- PROBLEM TO SOLVE:
The records that follow must be repeated exactly, line by line.

Content starts

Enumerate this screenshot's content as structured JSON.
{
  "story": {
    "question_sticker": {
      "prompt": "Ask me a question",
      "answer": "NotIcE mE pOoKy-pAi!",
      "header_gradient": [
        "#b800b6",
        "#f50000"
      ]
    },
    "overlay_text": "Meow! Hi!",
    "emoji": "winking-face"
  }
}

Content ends

- OUTPUT OF THE EXERCISE:
Enumerate this screenshot's content as structured JSON.
{
  "story": {
    "question_sticker": {
      "prompt": "Ask me a question",
      "answer": "NotIcE mE pOoKy-pAi!",
      "header_gradient": [
        "#b800b6",
        "#f50000"
      ]
    },
    "overlay_text": "Meow! Hi!",
    "emoji": "winking-face"
  }
}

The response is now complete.